The species is Notocactus uebelmannianus, and they’re normally a deep green with yellow spines and fluffy little petioles, but this guy is out in a lot of sun and has blushed a maroon shade on all of his ribs. As with my other notocactus, this one took ages to go from developing buds to opening them, although I suspect that’s more to do with cold weather than development. A younger specimen with less developed looking buds went from small to open bloom in a matter of days when the highs were above 75F, so that may be the ticket.
This is my massive Echinopsis “L.A.”, a plant I got around the same time as Felicia and have adored nearly as much. When planted in the ground, or just with enough root space, they can get large like this relatively quickly. The bonus of getting big quick is that you start to get these fantastic shows of flower explosions each spring – and they’ll keep blooming!
This Echinopsis is the mother plant for the smaller offsets I occasionally offer for sale, and they are super duper easy to grow.
I never get tired of these flower shows. Bees love these in particular, and as I take photos there’s always a handful buzzing around and climbing down to get pollen and nectar.
Sadly, the flowers themselves are short lived, and only stay open for a day. Luckily, they tend to be a bit staggered, so you’ll get a few days of blooms before they all whiter away.
I don’t know about you, but I’d always thought the main difference between Opuntia “Santa Rita” and Opuntia “Baby Rita” was, you know, the size of the pads. But what if you have a funky, stunted Santa Rita? Does it become a Baby Rita?
Baby Ritas, as it turns out, produce these beautiful red-pink flowers that are almost iridescent. Santa Rita flowers are all yellow!
This particular plant is an older cutting from a large bunch that a friend gave me, and it has been…suffering… in the transplant process. Still growing and blooming, though!
I believe these are little Gymnocalycium rotundums, although the pots weren’t labeled so I’m not 100% sure.
The flowers look identical to my rotundum, they’re blooming at the same time, and the body looks pretty damn close.
The mihanovichii are all blooming too, though, so who knows. All I know is this isn’t a mihanovichii, and the flowers are super cute little pastel pink rays of sunshine.
This is my little Copiapoa tenuissima, although you can hardly see it under that massive crown of flowers!
There are four blooms open simultaneously, and they keep opening for at least a couple days, so the show isn’t just a one and done like some other species.
Like all copiapoas, the flowers are a bright yellow, but I enjoy that these have little pink tips on them.
This photo is darker because these flowers only open fully at night! This is an Echinocactus gentryi, a plant I picked up back in 2016. I thought I’d killed it, but it was just taking its sweet time getting established. This year, the winter rains caused it to swell too much, and it has several splits down one side.
I can only assume they usually count on bats or moths to pollinate them normally.

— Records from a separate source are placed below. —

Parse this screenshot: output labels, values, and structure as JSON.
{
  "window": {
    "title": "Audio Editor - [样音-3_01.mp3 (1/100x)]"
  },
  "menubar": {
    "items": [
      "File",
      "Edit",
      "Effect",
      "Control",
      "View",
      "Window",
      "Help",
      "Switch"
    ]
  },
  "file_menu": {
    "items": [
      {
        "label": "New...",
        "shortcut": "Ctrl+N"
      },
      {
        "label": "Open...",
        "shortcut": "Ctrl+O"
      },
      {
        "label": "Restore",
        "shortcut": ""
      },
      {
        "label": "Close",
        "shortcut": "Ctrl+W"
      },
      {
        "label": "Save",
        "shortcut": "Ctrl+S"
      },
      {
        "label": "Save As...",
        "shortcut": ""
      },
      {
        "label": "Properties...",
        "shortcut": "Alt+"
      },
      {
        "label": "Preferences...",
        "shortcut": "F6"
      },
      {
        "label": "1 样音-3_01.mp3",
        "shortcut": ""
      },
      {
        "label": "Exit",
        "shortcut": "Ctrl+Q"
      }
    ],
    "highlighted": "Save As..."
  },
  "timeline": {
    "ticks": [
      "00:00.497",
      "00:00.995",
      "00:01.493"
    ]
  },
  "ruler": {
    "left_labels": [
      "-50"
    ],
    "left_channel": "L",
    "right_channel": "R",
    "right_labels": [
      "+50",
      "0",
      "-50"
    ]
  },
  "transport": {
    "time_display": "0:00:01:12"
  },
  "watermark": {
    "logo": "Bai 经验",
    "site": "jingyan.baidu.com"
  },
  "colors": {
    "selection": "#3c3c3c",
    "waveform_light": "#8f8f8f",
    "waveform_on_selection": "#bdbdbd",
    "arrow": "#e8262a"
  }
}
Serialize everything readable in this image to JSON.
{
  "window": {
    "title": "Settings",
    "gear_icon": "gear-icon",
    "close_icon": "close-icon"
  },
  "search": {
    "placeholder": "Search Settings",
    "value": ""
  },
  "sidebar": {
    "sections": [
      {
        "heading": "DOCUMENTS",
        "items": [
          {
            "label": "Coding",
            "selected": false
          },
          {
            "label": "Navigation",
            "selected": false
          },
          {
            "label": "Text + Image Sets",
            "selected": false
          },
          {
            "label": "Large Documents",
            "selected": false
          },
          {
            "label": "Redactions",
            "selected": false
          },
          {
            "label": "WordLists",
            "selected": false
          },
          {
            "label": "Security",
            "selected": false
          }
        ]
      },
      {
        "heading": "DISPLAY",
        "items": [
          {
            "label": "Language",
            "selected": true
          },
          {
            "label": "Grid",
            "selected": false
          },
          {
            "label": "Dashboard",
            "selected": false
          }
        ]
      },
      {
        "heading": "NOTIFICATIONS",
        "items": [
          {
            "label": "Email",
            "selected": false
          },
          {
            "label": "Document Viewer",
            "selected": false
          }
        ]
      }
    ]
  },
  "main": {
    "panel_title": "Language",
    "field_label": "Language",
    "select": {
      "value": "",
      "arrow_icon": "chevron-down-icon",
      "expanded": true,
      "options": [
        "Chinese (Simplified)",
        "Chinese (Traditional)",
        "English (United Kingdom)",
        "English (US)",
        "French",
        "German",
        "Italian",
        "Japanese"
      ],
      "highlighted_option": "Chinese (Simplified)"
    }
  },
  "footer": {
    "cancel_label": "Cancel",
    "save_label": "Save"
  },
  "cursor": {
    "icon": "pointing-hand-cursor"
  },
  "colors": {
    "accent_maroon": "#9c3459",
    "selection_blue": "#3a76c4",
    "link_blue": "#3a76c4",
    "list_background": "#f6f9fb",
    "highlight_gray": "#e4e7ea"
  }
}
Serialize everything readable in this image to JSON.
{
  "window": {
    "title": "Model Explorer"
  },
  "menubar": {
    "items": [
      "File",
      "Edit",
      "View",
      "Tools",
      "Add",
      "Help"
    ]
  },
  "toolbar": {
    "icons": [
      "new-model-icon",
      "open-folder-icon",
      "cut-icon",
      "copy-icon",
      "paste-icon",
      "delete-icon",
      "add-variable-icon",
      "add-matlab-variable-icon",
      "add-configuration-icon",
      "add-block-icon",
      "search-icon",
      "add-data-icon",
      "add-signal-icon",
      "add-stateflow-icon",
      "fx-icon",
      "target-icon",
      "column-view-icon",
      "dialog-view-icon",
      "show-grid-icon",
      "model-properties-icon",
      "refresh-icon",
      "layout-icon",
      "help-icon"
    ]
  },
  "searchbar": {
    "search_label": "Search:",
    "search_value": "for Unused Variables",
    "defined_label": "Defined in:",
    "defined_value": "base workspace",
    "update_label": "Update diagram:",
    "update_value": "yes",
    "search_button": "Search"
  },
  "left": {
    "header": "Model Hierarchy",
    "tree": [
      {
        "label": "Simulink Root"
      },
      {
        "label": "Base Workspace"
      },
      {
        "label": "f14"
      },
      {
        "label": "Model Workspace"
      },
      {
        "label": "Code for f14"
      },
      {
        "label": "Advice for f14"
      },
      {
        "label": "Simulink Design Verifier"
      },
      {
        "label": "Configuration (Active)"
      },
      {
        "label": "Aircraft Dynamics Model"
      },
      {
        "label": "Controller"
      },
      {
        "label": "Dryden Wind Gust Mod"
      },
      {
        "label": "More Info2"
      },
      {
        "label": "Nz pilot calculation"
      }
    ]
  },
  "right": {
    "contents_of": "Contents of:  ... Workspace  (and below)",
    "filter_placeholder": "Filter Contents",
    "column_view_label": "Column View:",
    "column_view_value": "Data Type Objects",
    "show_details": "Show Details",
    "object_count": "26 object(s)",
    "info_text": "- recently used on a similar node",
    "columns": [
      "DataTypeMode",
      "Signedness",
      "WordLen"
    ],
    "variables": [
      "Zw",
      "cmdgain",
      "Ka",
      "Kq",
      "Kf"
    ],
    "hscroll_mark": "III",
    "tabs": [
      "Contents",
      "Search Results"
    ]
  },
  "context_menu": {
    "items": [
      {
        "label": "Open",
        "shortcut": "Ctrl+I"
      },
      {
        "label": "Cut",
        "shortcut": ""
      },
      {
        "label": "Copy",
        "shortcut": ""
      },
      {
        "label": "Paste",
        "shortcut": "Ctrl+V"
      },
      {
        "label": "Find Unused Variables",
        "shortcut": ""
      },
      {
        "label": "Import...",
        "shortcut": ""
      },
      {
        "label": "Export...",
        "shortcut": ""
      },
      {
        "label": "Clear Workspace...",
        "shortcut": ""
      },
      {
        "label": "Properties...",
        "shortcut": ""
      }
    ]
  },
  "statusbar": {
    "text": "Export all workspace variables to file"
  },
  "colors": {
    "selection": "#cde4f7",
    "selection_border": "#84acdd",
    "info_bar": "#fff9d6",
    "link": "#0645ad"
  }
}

The flowers slowly start to open as the sun goes down, and at night, they’re fully splayed out and ready for pollinators.
You can still catch the flowers if you go out first thing in the morning, but as soon as the sunlight starts to peek over, they close up and wait for another night.
The flowers will open for a couple nights, but so far, this cactus only puts out one series of blooms for me a year, then calls it good.
I think that’s it for now – and if it seems like a lot, it is! Most of these are not blooming all on the same day, or even the same week, but have been blooming over the last month or so.
What’s blooming at your house? Share your flowers with me on Instagram, @TrexPlants!